You’ve done it. Everything you have worked so hard for has been recognised. The late nights, the extra work, its been noticed and you have been promoted into a leadership role. Amazing! You get to lead a team. You get to set the tone for your team and drive the teams objectives forward. It will be fun they said. It will be great they said. YOU will be great, they said.

Then reality hits. You’ve never managed people before. In fact, you are now managing people who last week were your colleagues. You used to whinge together over lunch about your manager - now you are that person. Sh*t. Will they talk about you behind your back too? Will they think you aren’t capable, or that you shouldn’t have been promoted over them? Are you even capable? Oh gosh, people will realise I can’t do this! I can’t do this!!!! (insert minor melt down…) These tend to be some of the thoughts that I hear people go through the first time they start to lead a team.

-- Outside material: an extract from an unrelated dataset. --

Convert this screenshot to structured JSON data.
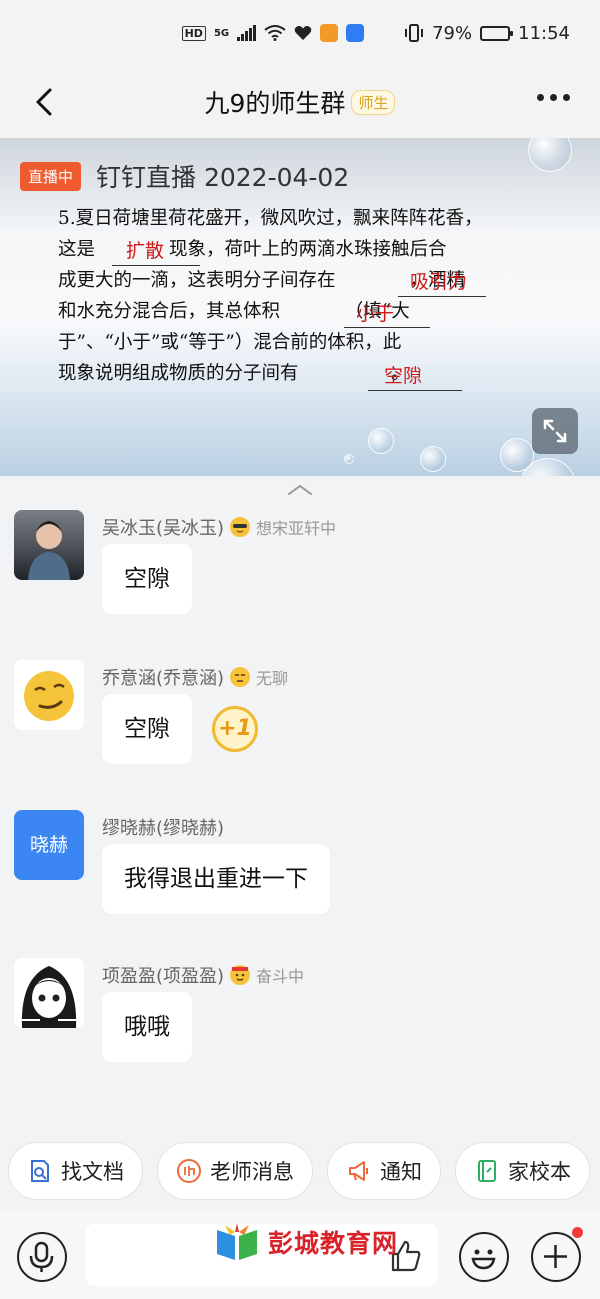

HELLO Imposter Syndrome – nice to see you again! Welcome to the club of women (and some men!) who experience this every day. Imposter Syndrome can present itself in many ways and on very different occasions – it is a “different strokes for different folks”, kinda syndrome this one! Ever had that all-encompassing feeling of self-doubt, that feeling that everyone around you is questioning your ability, or your worth? That, my friend, is the ever-pesky Imposter Syndrome kicking into gear.

I used to be terrible for this and was the absolute epitome of what Imposter Syndrome stands for. And then one day, I realised something.  Not one person actually told me that I couldn’t do something, or that I wasn’t capable. In fact, quite the opposite. It was all in my head.  I was the one who told myself I wasn’t capable.

Are you reading this wondering if Imposter Syndrome has sunk its pesky little claws into you?

Here’s what Imposter Syndrome might feel like:

  • Being 100% sure you are going to fail at almost anything you set out to;
  • Devaluing or being self-deprecating of your experience or expertise in front of others because someone else might appear more confident, more experienced, older, wiser, than you;
  • Feeling like a fraud and like someone is going to find out about you, or your lack of ability; or
  • Being sure that someone else’s leadership style, ability, confidence is better than yours.

Being promoted is a big deal, so firstly, well done!  Moving from an individual contributor role, where you are ultimately in control of your own deliverables, to a role where you are assisting a team of others to deliver is a big shift and it can feel overwhelming. But, don’t panic – here are some things for you to consider as part of your transition into a leadership role:

  1. Accept that there is not just one “awesome” leadership style - and STOP comparing yourself to others – YOU are also awesome.
  2. Be prepared for a little bit of awkwardness at first – Transitioning to a new role, let alone a leadership role will always be a little awkward. People get used to things being a certain way, and when things change, it can be a challenging for some people initially. Be ok with this.  It is not a reflection on your ability, it is just the process of change.
  3. Acknowledge that you had to play some part in your current success – it doesn’t all come down to luck, or whatever other B/S you have been kidding yourself that it is. You were promoted because something was seen in you – now get out of your own head and prove those people right!
  4. Ask your team what they look for in a good leader – this will not only show your team that you care, but also give a you a great insight into what support they are looking for from you.
  5. Call yourself out – when you experience the feelings of self-doubt, or like you aren’t doing a good job in your new role, call it Imposter Syndrome. Once you put a name on it, it almost makes it easier to accept. Now that you have accepted it, squash the self-deprecating thoughts and move the F**k on!
  6. Get a wing-woman – whether you have someone in your life you can do this with, or you need to consider seeking out a coach, or a mentor, get someone to help call you out on these feelings and put the actions in place that you need to (in addition to the above) to get you past it.

Moving into a leadership role can feel scary, a bit awkward (particularly when you are now managing people who you used to be hierarchically equal to), and you start to feel like your days have a very different meaning and purpose.  Don’t panic. This is not a reflection on you, or your abilities – this is just the awkwardness of transitioning to a new role. Be confident. Be brave and believe that you were given this opportunity because you CAN do it.

If despite following the above advice, you are still feeling like you are suffering from Imposter Syndrome, perhaps it is time to invest in yourself to learn how to manage it.  I can help. 

I help women get out of their own ways. I help you deal with the overthinking. The Imposter Syndrome. The self-doubt. All the things currently getting in your way of being a confident, kick a** woman in your workplace and in your life.